Many of the podcast advertising models that are out there require the podcast host to read their own ads. This may feel unfamiliar but was actually the model that most advertising worked on back in the early days of television. In many cases, you’ll be given a promo for a popular service and will only be paid when one of your listeners signs up for the service using a unique promo code or URL. In other cases, you’ll be paid a flat rate in advance and a bonus for every person who signs up. Advertisers like these kinds of models as it allows them to track the success of their spend and target their money towards the podcasts that are giving them the best
If you manage to build a loyal audience for your podcast and don’t feel comfortable adding advertising into the mix, then you always have the option of asking the audience to support you. Websites such as Patreon allow podcast listeners to pledge a certain amount towards their favorite content creators in return for what they do. In most cases, the creators provide perks for contributors who commit to a certain level of funding. These perks can include the chance to listen to episodes earlier than the general public or chat one-on-one with the creator of the podcast. It’s possible to come up with perks that don’t cost anything to produce, and they can be a great way of rewarding loyal listeners who want to help your podcast to succeed.
If you select a niche topic, you are more likely to find listeners who really value your content, (since the chances are that there is nobody else producing the type of stuff that you are), and who are willing to contribute towards your costs.
Overall, it is certainly possible to make money from a podcast, but you should not underestimate the amount of effort that will be required. The best advice that we can give is to take your time at the start and make sure that you get the content right. Most podcasts take at least a few episodes to get into a natural rhythm, and there is every chance that your podcast will evolve when you start to get feedback from listeners.

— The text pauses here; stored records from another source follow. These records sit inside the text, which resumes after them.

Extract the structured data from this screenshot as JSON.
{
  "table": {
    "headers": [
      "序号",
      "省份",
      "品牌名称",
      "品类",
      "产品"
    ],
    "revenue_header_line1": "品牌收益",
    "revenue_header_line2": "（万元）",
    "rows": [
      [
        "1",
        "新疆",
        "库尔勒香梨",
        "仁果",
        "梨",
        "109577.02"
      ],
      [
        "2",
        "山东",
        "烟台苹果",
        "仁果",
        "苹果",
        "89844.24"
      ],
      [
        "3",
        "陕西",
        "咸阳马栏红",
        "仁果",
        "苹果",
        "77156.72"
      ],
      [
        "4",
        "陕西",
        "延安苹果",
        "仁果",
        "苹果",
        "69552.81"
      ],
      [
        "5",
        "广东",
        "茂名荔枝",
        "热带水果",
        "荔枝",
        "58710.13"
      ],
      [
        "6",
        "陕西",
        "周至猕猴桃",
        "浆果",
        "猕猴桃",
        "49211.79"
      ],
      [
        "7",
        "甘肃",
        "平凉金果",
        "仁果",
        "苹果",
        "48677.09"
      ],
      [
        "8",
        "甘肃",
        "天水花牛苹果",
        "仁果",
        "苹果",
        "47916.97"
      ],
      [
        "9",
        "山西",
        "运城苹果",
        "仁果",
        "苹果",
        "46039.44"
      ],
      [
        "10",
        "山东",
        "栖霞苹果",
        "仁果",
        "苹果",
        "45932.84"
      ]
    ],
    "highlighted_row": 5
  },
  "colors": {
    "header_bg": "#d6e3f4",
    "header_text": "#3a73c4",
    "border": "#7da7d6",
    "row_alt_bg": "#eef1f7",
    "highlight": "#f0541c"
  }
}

If possible, try out your podcast on some friends and family before you launch it to the wider world so that you have a better chance of getting things right the first time. The chances are that you may get some fairly brutal feedback, but you should see this as a learning experience and be thankful that you are not getting the same message from a random stranger on the internet as they tend to be a little ruder!
The biggest problem that newbie podcasters face is the temptation to give up a few weeks after they have started because they’re not getting the results they were hoping for. While this is understandable, it’s very important to persevere for longer. It takes time for newcomers to the world of podcasting to be discovered and even longer for them to be big enough to attract the interest of advertisers. If you know how the system works before you start and go in with realistic expectations, you are far more likely to succeed in your quest for podcasting success.